Required action ▸
Set each entry down verbatim, omitting images.

Task data ▸

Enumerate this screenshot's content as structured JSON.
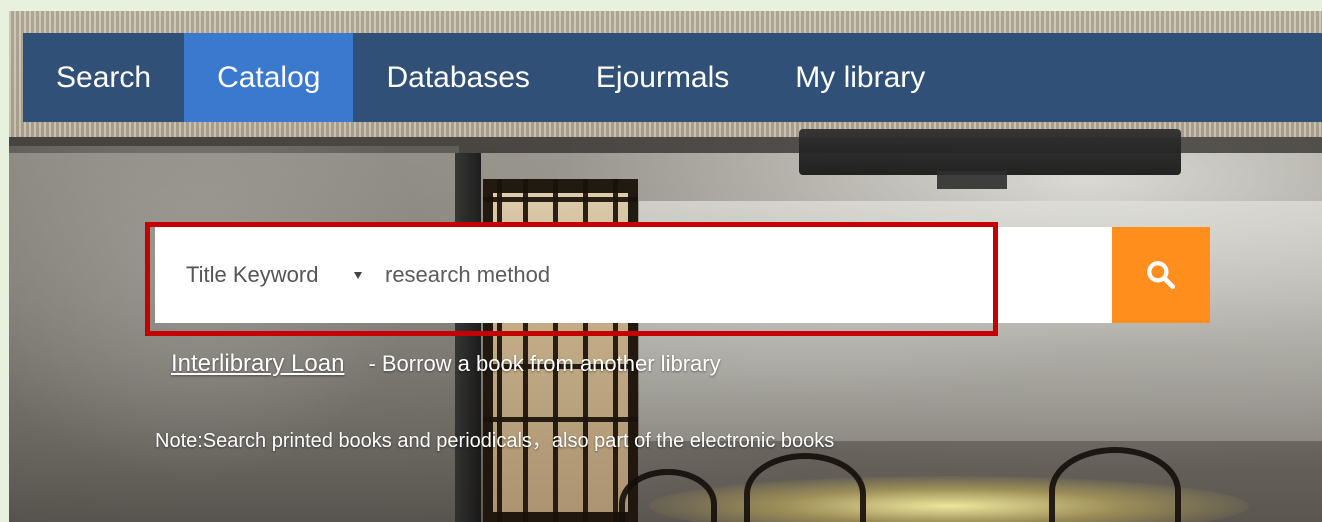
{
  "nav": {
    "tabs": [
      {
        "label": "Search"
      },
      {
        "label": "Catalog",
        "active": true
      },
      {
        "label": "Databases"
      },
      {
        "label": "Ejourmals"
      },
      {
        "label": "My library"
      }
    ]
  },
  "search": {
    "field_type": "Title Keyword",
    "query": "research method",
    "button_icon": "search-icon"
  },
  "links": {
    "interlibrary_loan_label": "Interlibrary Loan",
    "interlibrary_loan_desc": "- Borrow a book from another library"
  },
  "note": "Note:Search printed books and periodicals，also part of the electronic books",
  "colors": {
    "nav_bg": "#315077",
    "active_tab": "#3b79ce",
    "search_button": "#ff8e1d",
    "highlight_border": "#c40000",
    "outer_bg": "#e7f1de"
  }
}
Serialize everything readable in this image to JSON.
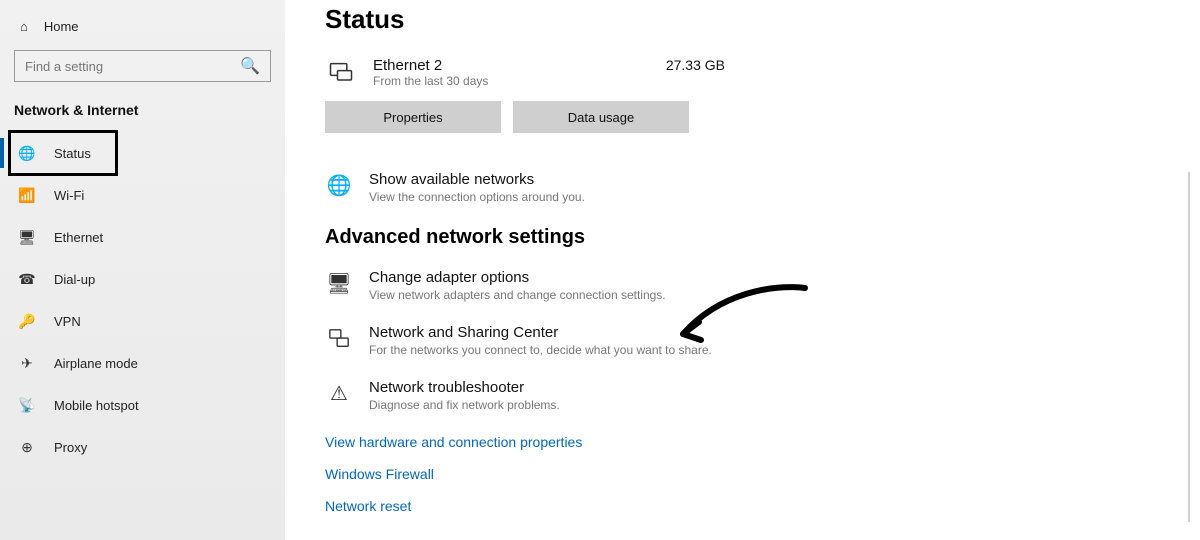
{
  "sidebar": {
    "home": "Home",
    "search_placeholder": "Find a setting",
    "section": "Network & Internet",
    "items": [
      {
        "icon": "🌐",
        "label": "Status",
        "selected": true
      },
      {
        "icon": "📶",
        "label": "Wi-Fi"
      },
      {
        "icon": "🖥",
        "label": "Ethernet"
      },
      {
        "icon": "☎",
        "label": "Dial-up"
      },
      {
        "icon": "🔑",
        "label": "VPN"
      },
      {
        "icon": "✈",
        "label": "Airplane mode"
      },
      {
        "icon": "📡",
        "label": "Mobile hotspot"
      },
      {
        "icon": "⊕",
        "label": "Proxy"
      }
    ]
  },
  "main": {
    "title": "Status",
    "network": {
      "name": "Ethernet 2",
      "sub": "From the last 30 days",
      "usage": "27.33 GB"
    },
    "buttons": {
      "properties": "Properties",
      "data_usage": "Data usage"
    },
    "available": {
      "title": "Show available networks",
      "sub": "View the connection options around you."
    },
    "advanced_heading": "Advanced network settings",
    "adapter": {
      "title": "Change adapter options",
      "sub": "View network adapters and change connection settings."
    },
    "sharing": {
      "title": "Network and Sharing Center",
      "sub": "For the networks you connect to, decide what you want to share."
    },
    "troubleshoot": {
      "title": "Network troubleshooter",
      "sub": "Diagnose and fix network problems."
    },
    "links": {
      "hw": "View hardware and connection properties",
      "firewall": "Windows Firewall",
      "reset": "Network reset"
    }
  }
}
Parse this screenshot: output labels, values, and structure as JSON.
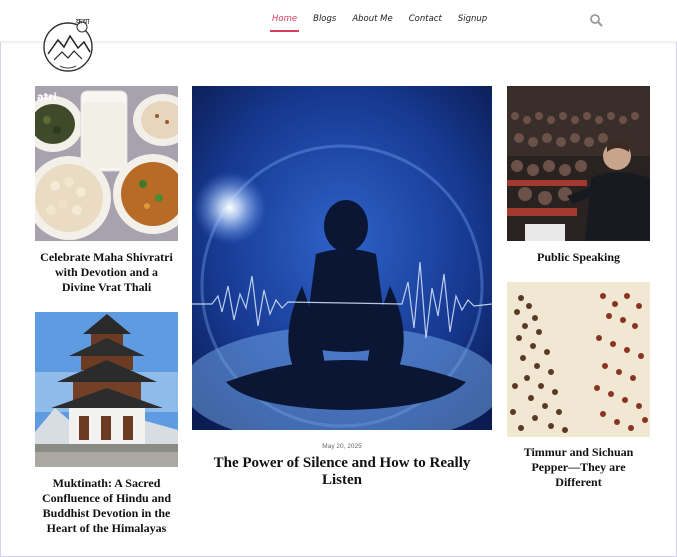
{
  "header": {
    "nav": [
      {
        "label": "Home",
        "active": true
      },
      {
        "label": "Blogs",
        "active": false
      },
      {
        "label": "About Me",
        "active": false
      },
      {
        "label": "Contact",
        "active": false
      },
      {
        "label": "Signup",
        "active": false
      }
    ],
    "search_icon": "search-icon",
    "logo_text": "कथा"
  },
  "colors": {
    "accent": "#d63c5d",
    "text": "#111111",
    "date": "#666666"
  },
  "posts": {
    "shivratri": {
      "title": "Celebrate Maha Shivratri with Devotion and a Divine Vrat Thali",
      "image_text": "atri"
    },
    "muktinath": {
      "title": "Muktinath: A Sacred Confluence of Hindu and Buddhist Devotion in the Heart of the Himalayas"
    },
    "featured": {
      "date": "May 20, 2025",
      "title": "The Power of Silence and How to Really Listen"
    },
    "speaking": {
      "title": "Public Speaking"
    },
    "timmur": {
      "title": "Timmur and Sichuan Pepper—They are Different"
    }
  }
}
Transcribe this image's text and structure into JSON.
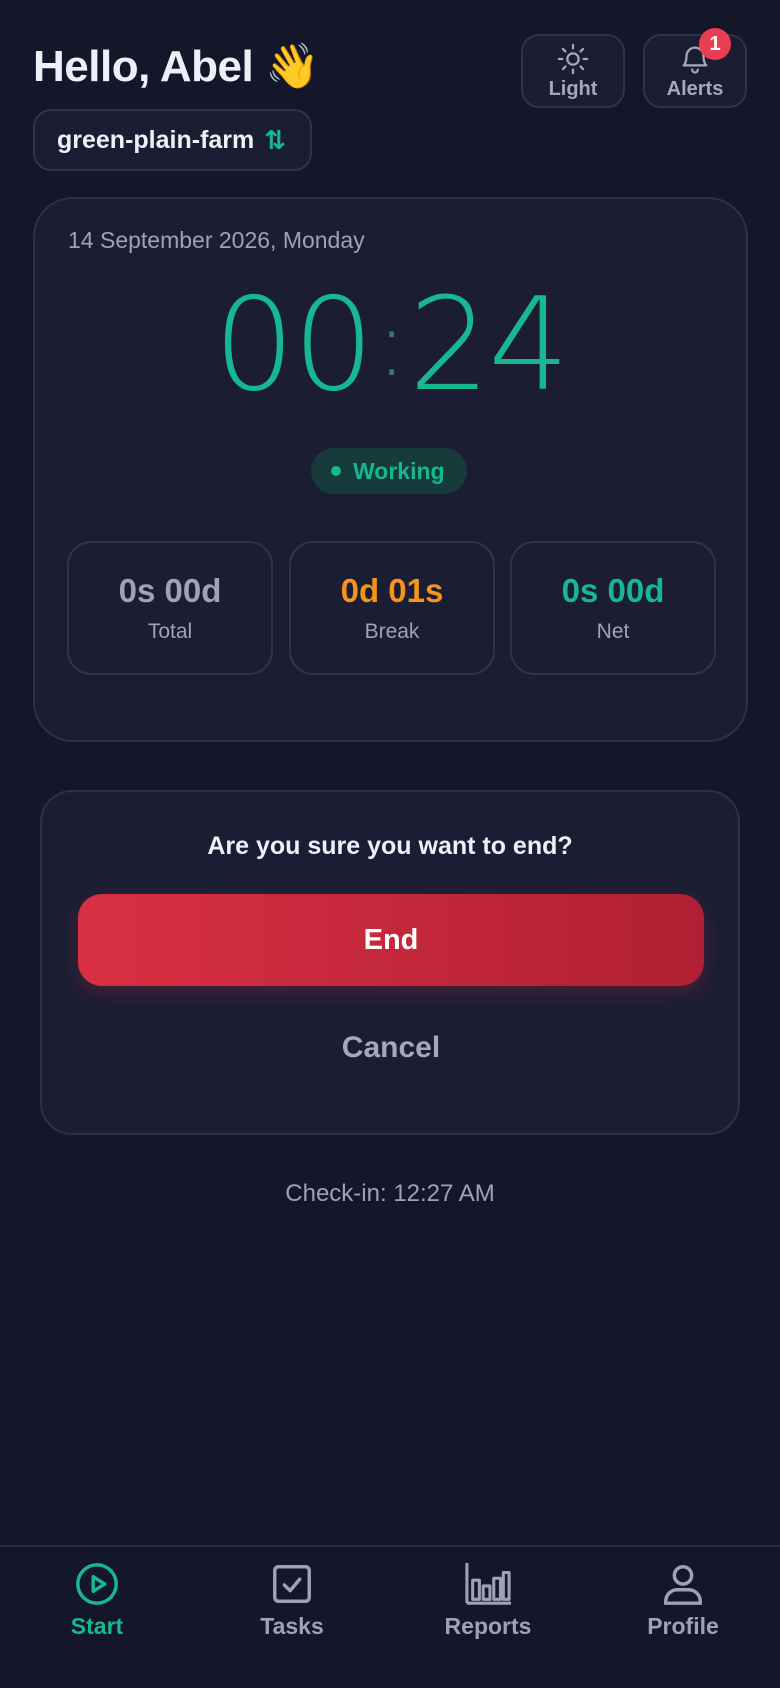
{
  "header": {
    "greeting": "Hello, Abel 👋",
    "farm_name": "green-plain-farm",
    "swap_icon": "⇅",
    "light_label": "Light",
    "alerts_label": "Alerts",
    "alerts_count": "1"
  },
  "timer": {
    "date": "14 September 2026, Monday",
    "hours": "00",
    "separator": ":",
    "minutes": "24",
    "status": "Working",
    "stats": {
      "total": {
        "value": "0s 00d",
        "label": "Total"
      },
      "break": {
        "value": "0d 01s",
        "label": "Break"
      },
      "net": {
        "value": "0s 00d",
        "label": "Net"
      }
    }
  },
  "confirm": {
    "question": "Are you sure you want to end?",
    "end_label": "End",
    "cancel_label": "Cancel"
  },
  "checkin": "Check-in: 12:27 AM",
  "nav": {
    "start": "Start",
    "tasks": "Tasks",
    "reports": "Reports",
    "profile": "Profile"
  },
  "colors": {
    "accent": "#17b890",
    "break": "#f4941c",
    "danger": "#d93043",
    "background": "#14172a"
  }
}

Task output ▸
Enumerate this screenshot's content as structured JSON.
{
  "nav": {
    "tabs": [
      {
        "label": "Search"
      },
      {
        "label": "Catalog",
        "active": true
      },
      {
        "label": "Databases"
      },
      {
        "label": "Ejourmals"
      },
      {
        "label": "My library"
      }
    ]
  },
  "search": {
    "field_type": "Title Keyword",
    "query": "research method",
    "button_icon": "search-icon"
  },
  "links": {
    "interlibrary_loan_label": "Interlibrary Loan",
    "interlibrary_loan_desc": "- Borrow a book from another library"
  },
  "note": "Note:Search printed books and periodicals，also part of the electronic books",
  "colors": {
    "nav_bg": "#315077",
    "active_tab": "#3b79ce",
    "search_button": "#ff8e1d",
    "highlight_border": "#c40000",
    "outer_bg": "#e7f1de"
  }
}
Serialize everything readable in this image to JSON.
{
  "sidebar": {
    "home": "Home",
    "search_placeholder": "Find a setting",
    "section": "Network & Internet",
    "items": [
      {
        "icon": "🌐",
        "label": "Status",
        "selected": true
      },
      {
        "icon": "📶",
        "label": "Wi-Fi"
      },
      {
        "icon": "🖥",
        "label": "Ethernet"
      },
      {
        "icon": "☎",
        "label": "Dial-up"
      },
      {
        "icon": "🔑",
        "label": "VPN"
      },
      {
        "icon": "✈",
        "label": "Airplane mode"
      },
      {
        "icon": "📡",
        "label": "Mobile hotspot"
      },
      {
        "icon": "⊕",
        "label": "Proxy"
      }
    ]
  },
  "main": {
    "title": "Status",
    "network": {
      "name": "Ethernet 2",
      "sub": "From the last 30 days",
      "usage": "27.33 GB"
    },
    "buttons": {
      "properties": "Properties",
      "data_usage": "Data usage"
    },
    "available": {
      "title": "Show available networks",
      "sub": "View the connection options around you."
    },
    "advanced_heading": "Advanced network settings",
    "adapter": {
      "title": "Change adapter options",
      "sub": "View network adapters and change connection settings."
    },
    "sharing": {
      "title": "Network and Sharing Center",
      "sub": "For the networks you connect to, decide what you want to share."
    },
    "troubleshoot": {
      "title": "Network troubleshooter",
      "sub": "Diagnose and fix network problems."
    },
    "links": {
      "hw": "View hardware and connection properties",
      "firewall": "Windows Firewall",
      "reset": "Network reset"
    }
  }
}
Parse this screenshot: output labels, values, and structure as JSON.
{
  "header": {
    "nav": [
      {
        "label": "Home",
        "active": true
      },
      {
        "label": "Blogs",
        "active": false
      },
      {
        "label": "About Me",
        "active": false
      },
      {
        "label": "Contact",
        "active": false
      },
      {
        "label": "Signup",
        "active": false
      }
    ],
    "search_icon": "search-icon",
    "logo_text": "कथा"
  },
  "colors": {
    "accent": "#d63c5d",
    "text": "#111111",
    "date": "#666666"
  },
  "posts": {
    "shivratri": {
      "title": "Celebrate Maha Shivratri with Devotion and a Divine Vrat Thali",
      "image_text": "atri"
    },
    "muktinath": {
      "title": "Muktinath: A Sacred Confluence of Hindu and Buddhist Devotion in the Heart of the Himalayas"
    },
    "featured": {
      "date": "May 20, 2025",
      "title": "The Power of Silence and How to Really Listen"
    },
    "speaking": {
      "title": "Public Speaking"
    },
    "timmur": {
      "title": "Timmur and Sichuan Pepper—They are Different"
    }
  }
}
Transcribe this image's text and structure into JSON.
{
  "header": {
    "greeting": "Hello, Abel 👋",
    "farm_name": "green-plain-farm",
    "swap_icon": "⇅",
    "light_label": "Light",
    "alerts_label": "Alerts",
    "alerts_count": "1"
  },
  "timer": {
    "date": "14 September 2026, Monday",
    "hours": "00",
    "separator": ":",
    "minutes": "24",
    "status": "Working",
    "stats": {
      "total": {
        "value": "0s 00d",
        "label": "Total"
      },
      "break": {
        "value": "0d 01s",
        "label": "Break"
      },
      "net": {
        "value": "0s 00d",
        "label": "Net"
      }
    }
  },
  "confirm": {
    "question": "Are you sure you want to end?",
    "end_label": "End",
    "cancel_label": "Cancel"
  },
  "checkin": "Check-in: 12:27 AM",
  "nav": {
    "start": "Start",
    "tasks": "Tasks",
    "reports": "Reports",
    "profile": "Profile"
  },
  "colors": {
    "accent": "#17b890",
    "break": "#f4941c",
    "danger": "#d93043",
    "background": "#14172a"
  }
}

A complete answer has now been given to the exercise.